“Unfortunately his length was a bit short initially than it should have been, which is why he didn’t get many more wickets. Later when he started to pitch the ball further up, he started getting the rewards regularly,” said Dahiya who has also been head coach with Delhi Ranji team, for which Ishant plays, and Kolkata Knight Riders in the IPL.

It was the stint at Sussex in 2018 under the guidance of former Australia pacer Jason Gillespie that saw Ishant finding the length. He started to hit the pads, the knee roll as advised by Gillespie. The results began showing. Since the start of 2018, he has taken 76 wickets in 20 Tests at an average of 19.34.

“The greatest thing about Ishant is that he is continuously willing to learn. Even during the IPL 2020 in UAE, before he had side-strain, he was always looking to learn something or add a yard or two of pace. During quarantine, when many people were relaxing he was practicing,” says Dahiya.

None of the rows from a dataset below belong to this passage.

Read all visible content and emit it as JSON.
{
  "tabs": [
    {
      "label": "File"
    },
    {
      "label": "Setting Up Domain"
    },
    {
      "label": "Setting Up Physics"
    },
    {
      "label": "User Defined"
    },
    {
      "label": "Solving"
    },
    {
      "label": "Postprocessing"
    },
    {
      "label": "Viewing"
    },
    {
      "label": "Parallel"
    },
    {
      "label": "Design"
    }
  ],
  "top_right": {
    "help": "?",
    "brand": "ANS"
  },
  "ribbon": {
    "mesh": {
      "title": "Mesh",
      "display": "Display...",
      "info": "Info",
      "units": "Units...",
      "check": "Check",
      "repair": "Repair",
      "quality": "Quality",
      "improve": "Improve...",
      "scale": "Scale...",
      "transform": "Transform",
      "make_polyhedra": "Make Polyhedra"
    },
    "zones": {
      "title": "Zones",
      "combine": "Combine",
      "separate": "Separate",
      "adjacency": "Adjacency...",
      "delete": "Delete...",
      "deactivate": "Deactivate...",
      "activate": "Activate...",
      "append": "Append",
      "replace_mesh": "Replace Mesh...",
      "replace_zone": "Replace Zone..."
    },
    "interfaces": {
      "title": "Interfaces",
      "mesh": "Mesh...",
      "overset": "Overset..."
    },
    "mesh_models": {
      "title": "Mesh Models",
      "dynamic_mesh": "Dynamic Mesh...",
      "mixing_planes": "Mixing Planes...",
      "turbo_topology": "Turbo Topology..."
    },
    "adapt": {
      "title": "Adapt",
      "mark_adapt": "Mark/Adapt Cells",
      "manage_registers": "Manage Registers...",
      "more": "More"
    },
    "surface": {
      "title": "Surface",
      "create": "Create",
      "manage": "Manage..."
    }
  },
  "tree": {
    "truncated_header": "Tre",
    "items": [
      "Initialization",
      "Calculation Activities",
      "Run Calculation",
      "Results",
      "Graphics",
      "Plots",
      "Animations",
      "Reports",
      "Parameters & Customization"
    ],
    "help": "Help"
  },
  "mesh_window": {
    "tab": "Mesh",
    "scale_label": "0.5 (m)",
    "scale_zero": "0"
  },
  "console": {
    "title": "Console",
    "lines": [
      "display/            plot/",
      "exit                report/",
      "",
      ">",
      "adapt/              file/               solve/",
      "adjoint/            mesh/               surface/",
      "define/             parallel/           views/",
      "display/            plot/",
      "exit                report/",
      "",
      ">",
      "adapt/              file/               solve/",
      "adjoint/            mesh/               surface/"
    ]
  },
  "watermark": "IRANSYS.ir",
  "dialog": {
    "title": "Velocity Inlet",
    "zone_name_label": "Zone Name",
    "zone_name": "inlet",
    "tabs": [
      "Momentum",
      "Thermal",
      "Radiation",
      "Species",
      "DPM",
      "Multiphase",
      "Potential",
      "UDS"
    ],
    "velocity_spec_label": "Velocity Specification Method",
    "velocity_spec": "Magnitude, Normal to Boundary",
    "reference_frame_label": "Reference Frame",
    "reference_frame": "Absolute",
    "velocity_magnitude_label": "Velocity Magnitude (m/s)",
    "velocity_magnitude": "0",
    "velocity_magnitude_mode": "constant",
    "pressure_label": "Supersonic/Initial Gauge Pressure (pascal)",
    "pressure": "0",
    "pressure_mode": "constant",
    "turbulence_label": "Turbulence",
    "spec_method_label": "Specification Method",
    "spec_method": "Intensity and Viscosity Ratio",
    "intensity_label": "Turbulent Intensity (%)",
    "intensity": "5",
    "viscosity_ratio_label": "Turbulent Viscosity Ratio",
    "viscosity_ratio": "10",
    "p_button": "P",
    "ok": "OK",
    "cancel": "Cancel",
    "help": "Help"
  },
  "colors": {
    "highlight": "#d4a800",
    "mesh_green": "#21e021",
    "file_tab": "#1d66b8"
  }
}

Years later, after Ishant had made his debut, Bantoo met the principal at a tournament he had helped organise between schools from India and Pakistan.

“She said we should have admitted him. Honestly, when he was bowling at the nets at Salwan, even I wouldn’t have thought he will play India, let alone play 100 Tests,” recalls Bantoo.